The purpose of this study was to analyze the type and frequency of signs, symptoms, and ill-defined conditions (SSID; International Classification of Diseases-9th Revision, Clinical Modification (ICD-9-CM) codes 780-799) identified by physicians evaluating Persian Gulf War veterans; to determine the influence of the extent of evaluation on the type and frequency of SSID diagnoses; and to search for evidence for a new illness, or illness related to wartime exposures, in veterans with ill-defined conditions.Method
Comprehensive examinations were provided for 21,579 consecutive Persian Gulf War veterans with symptoms or health concerns after the war. Data recorded on all individuals includes demographics, self-reported exposures, symptoms, and physician-assigned ICD-9-CM primary and secondary diagnoses. A detailed psychosocial history, including a multidisciplinary discussion, was incorporated for a subset of participants.Results
SSID conditions were primary diagnoses for 17.2% of veterans, and either primary or secondary diagnoses for 41.8%. Although some SSIDs were objective conditions (eg, sleep apnea), most were simply symptoms. More comprehensive evaluation, especially the multidisciplinary discussion of findings, decreased the frequency of symptoms as diagnoses and increased the number of DSM-IV psychiatric diagnoses. Ill-defined conditions were not associated with particular self-reported exposures or demographic variables.Conclusions
Ill-defined conditions identified by physicians in Gulf War veterans are most often symptoms. More definitive, often psychological, diagnoses can be made by increasing the intensity of the evaluation and by multidisciplinary input.
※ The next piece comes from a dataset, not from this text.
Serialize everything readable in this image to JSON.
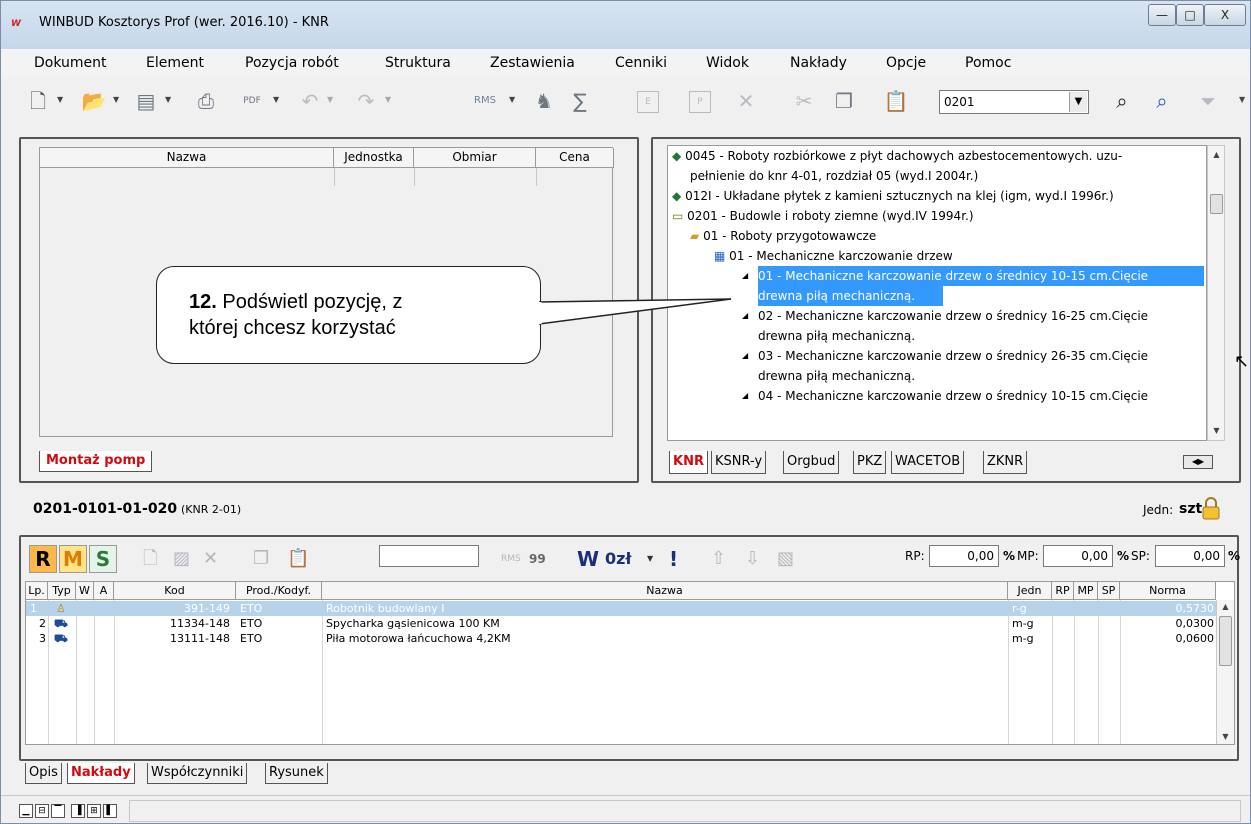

Evidence for a new or unique illness related to wartime exposures did not emerge from this analysis.